▸ Information supplied
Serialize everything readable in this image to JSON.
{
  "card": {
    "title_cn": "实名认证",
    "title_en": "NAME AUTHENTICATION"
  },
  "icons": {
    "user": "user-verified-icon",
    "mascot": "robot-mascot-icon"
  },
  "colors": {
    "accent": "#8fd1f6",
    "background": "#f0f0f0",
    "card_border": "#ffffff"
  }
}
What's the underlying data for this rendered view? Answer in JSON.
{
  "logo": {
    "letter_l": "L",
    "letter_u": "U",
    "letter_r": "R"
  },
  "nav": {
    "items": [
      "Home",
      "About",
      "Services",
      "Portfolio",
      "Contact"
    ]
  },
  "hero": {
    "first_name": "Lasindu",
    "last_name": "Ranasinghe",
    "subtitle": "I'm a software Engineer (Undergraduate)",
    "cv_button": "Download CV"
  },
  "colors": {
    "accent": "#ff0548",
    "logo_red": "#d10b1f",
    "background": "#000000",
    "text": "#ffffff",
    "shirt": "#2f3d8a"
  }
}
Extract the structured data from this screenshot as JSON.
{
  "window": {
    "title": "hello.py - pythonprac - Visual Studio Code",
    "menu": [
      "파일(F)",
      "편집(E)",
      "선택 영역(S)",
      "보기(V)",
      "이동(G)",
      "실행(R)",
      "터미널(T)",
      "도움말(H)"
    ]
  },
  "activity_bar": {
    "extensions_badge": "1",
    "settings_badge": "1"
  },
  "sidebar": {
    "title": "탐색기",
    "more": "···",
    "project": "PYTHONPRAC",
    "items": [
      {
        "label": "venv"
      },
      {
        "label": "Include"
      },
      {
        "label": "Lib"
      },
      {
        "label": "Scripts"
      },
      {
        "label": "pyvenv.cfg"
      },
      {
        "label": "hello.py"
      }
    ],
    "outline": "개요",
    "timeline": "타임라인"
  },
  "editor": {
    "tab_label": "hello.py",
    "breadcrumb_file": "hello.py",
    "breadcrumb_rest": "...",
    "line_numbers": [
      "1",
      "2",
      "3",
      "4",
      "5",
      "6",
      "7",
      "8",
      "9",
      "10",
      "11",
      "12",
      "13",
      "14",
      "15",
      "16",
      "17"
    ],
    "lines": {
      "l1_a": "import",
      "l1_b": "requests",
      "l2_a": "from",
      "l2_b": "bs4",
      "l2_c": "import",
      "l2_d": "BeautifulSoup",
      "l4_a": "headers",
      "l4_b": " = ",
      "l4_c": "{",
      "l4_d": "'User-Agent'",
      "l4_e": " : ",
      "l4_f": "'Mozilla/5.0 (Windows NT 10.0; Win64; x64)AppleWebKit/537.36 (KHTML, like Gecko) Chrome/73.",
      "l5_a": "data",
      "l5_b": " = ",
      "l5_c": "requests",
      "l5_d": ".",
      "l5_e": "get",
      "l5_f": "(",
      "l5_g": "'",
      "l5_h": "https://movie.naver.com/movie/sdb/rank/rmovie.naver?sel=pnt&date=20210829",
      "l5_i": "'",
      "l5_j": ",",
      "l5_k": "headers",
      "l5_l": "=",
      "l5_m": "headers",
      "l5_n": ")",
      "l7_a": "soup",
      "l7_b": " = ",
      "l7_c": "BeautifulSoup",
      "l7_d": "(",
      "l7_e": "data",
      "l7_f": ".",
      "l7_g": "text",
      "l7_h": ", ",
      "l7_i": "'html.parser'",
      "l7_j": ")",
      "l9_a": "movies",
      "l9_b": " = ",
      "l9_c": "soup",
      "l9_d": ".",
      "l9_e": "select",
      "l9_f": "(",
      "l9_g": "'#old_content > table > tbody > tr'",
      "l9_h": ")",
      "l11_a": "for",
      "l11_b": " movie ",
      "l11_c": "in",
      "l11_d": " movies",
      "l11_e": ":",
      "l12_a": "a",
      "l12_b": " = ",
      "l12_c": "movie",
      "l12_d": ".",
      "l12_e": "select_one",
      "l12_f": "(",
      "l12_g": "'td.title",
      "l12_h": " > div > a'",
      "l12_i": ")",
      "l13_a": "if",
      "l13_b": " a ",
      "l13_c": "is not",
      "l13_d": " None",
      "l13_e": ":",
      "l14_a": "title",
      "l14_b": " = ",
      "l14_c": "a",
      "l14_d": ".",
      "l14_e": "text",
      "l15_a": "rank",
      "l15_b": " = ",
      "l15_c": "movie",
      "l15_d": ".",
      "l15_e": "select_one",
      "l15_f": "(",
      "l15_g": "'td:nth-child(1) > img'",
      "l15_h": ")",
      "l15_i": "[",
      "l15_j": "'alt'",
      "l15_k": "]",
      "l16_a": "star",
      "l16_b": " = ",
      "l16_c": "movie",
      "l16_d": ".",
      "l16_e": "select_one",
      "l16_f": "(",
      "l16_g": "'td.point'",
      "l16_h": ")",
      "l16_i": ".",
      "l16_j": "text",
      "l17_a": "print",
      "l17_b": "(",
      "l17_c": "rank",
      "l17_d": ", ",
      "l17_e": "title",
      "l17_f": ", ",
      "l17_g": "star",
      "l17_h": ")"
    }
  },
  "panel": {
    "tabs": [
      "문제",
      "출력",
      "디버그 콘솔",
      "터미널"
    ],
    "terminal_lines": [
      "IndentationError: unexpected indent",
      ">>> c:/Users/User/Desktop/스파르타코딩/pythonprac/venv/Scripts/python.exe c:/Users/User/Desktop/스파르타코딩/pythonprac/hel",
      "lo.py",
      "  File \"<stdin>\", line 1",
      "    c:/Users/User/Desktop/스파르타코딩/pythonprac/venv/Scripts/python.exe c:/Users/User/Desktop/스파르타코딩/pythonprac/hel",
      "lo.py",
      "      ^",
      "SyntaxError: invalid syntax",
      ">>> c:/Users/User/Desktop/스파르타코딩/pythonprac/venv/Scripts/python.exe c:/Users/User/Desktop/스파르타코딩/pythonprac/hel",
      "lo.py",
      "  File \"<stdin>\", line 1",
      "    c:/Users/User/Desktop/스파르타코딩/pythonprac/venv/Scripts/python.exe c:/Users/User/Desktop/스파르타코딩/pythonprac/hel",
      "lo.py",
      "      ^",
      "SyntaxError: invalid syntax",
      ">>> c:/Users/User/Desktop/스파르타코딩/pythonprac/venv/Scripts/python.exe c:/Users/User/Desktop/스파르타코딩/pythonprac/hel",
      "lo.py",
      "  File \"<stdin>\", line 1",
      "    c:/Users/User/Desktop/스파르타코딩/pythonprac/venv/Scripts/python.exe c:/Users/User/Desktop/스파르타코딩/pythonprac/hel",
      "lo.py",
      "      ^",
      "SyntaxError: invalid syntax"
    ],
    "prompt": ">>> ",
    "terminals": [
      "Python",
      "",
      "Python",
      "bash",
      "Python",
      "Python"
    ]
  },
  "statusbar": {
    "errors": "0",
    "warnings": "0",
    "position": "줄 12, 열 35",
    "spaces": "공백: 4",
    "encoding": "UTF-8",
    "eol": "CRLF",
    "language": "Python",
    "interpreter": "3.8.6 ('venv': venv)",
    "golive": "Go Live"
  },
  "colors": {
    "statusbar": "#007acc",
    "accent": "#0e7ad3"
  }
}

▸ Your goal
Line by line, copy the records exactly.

▸ Answer area
Serialize everything readable in this image to JSON.
{
  "card": {
    "title_cn": "实名认证",
    "title_en": "NAME AUTHENTICATION"
  },
  "icons": {
    "user": "user-verified-icon",
    "mascot": "robot-mascot-icon"
  },
  "colors": {
    "accent": "#8fd1f6",
    "background": "#f0f0f0",
    "card_border": "#ffffff"
  }
}
What's the underlying data for this rendered view? Answer in JSON.
{
  "logo": {
    "letter_l": "L",
    "letter_u": "U",
    "letter_r": "R"
  },
  "nav": {
    "items": [
      "Home",
      "About",
      "Services",
      "Portfolio",
      "Contact"
    ]
  },
  "hero": {
    "first_name": "Lasindu",
    "last_name": "Ranasinghe",
    "subtitle": "I'm a software Engineer (Undergraduate)",
    "cv_button": "Download CV"
  },
  "colors": {
    "accent": "#ff0548",
    "logo_red": "#d10b1f",
    "background": "#000000",
    "text": "#ffffff",
    "shirt": "#2f3d8a"
  }
}
Extract the structured data from this screenshot as JSON.
{
  "window": {
    "title": "hello.py - pythonprac - Visual Studio Code",
    "menu": [
      "파일(F)",
      "편집(E)",
      "선택 영역(S)",
      "보기(V)",
      "이동(G)",
      "실행(R)",
      "터미널(T)",
      "도움말(H)"
    ]
  },
  "activity_bar": {
    "extensions_badge": "1",
    "settings_badge": "1"
  },
  "sidebar": {
    "title": "탐색기",
    "more": "···",
    "project": "PYTHONPRAC",
    "items": [
      {
        "label": "venv"
      },
      {
        "label": "Include"
      },
      {
        "label": "Lib"
      },
      {
        "label": "Scripts"
      },
      {
        "label": "pyvenv.cfg"
      },
      {
        "label": "hello.py"
      }
    ],
    "outline": "개요",
    "timeline": "타임라인"
  },
  "editor": {
    "tab_label": "hello.py",
    "breadcrumb_file": "hello.py",
    "breadcrumb_rest": "...",
    "line_numbers": [
      "1",
      "2",
      "3",
      "4",
      "5",
      "6",
      "7",
      "8",
      "9",
      "10",
      "11",
      "12",
      "13",
      "14",
      "15",
      "16",
      "17"
    ],
    "lines": {
      "l1_a": "import",
      "l1_b": "requests",
      "l2_a": "from",
      "l2_b": "bs4",
      "l2_c": "import",
      "l2_d": "BeautifulSoup",
      "l4_a": "headers",
      "l4_b": " = ",
      "l4_c": "{",
      "l4_d": "'User-Agent'",
      "l4_e": " : ",
      "l4_f": "'Mozilla/5.0 (Windows NT 10.0; Win64; x64)AppleWebKit/537.36 (KHTML, like Gecko) Chrome/73.",
      "l5_a": "data",
      "l5_b": " = ",
      "l5_c": "requests",
      "l5_d": ".",
      "l5_e": "get",
      "l5_f": "(",
      "l5_g": "'",
      "l5_h": "https://movie.naver.com/movie/sdb/rank/rmovie.naver?sel=pnt&date=20210829",
      "l5_i": "'",
      "l5_j": ",",
      "l5_k": "headers",
      "l5_l": "=",
      "l5_m": "headers",
      "l5_n": ")",
      "l7_a": "soup",
      "l7_b": " = ",
      "l7_c": "BeautifulSoup",
      "l7_d": "(",
      "l7_e": "data",
      "l7_f": ".",
      "l7_g": "text",
      "l7_h": ", ",
      "l7_i": "'html.parser'",
      "l7_j": ")",
      "l9_a": "movies",
      "l9_b": " = ",
      "l9_c": "soup",
      "l9_d": ".",
      "l9_e": "select",
      "l9_f": "(",
      "l9_g": "'#old_content > table > tbody > tr'",
      "l9_h": ")",
      "l11_a": "for",
      "l11_b": " movie ",
      "l11_c": "in",
      "l11_d": " movies",
      "l11_e": ":",
      "l12_a": "a",
      "l12_b": " = ",
      "l12_c": "movie",
      "l12_d": ".",
      "l12_e": "select_one",
      "l12_f": "(",
      "l12_g": "'td.title",
      "l12_h": " > div > a'",
      "l12_i": ")",
      "l13_a": "if",
      "l13_b": " a ",
      "l13_c": "is not",
      "l13_d": " None",
      "l13_e": ":",
      "l14_a": "title",
      "l14_b": " = ",
      "l14_c": "a",
      "l14_d": ".",
      "l14_e": "text",
      "l15_a": "rank",
      "l15_b": " = ",
      "l15_c": "movie",
      "l15_d": ".",
      "l15_e": "select_one",
      "l15_f": "(",
      "l15_g": "'td:nth-child(1) > img'",
      "l15_h": ")",
      "l15_i": "[",
      "l15_j": "'alt'",
      "l15_k": "]",
      "l16_a": "star",
      "l16_b": " = ",
      "l16_c": "movie",
      "l16_d": ".",
      "l16_e": "select_one",
      "l16_f": "(",
      "l16_g": "'td.point'",
      "l16_h": ")",
      "l16_i": ".",
      "l16_j": "text",
      "l17_a": "print",
      "l17_b": "(",
      "l17_c": "rank",
      "l17_d": ", ",
      "l17_e": "title",
      "l17_f": ", ",
      "l17_g": "star",
      "l17_h": ")"
    }
  },
  "panel": {
    "tabs": [
      "문제",
      "출력",
      "디버그 콘솔",
      "터미널"
    ],
    "terminal_lines": [
      "IndentationError: unexpected indent",
      ">>> c:/Users/User/Desktop/스파르타코딩/pythonprac/venv/Scripts/python.exe c:/Users/User/Desktop/스파르타코딩/pythonprac/hel",
      "lo.py",
      "  File \"<stdin>\", line 1",
      "    c:/Users/User/Desktop/스파르타코딩/pythonprac/venv/Scripts/python.exe c:/Users/User/Desktop/스파르타코딩/pythonprac/hel",
      "lo.py",
      "      ^",
      "SyntaxError: invalid syntax",
      ">>> c:/Users/User/Desktop/스파르타코딩/pythonprac/venv/Scripts/python.exe c:/Users/User/Desktop/스파르타코딩/pythonprac/hel",
      "lo.py",
      "  File \"<stdin>\", line 1",
      "    c:/Users/User/Desktop/스파르타코딩/pythonprac/venv/Scripts/python.exe c:/Users/User/Desktop/스파르타코딩/pythonprac/hel",
      "lo.py",
      "      ^",
      "SyntaxError: invalid syntax",
      ">>> c:/Users/User/Desktop/스파르타코딩/pythonprac/venv/Scripts/python.exe c:/Users/User/Desktop/스파르타코딩/pythonprac/hel",
      "lo.py",
      "  File \"<stdin>\", line 1",
      "    c:/Users/User/Desktop/스파르타코딩/pythonprac/venv/Scripts/python.exe c:/Users/User/Desktop/스파르타코딩/pythonprac/hel",
      "lo.py",
      "      ^",
      "SyntaxError: invalid syntax"
    ],
    "prompt": ">>> ",
    "terminals": [
      "Python",
      "",
      "Python",
      "bash",
      "Python",
      "Python"
    ]
  },
  "statusbar": {
    "errors": "0",
    "warnings": "0",
    "position": "줄 12, 열 35",
    "spaces": "공백: 4",
    "encoding": "UTF-8",
    "eol": "CRLF",
    "language": "Python",
    "interpreter": "3.8.6 ('venv': venv)",
    "golive": "Go Live"
  },
  "colors": {
    "statusbar": "#007acc",
    "accent": "#0e7ad3"
  }
}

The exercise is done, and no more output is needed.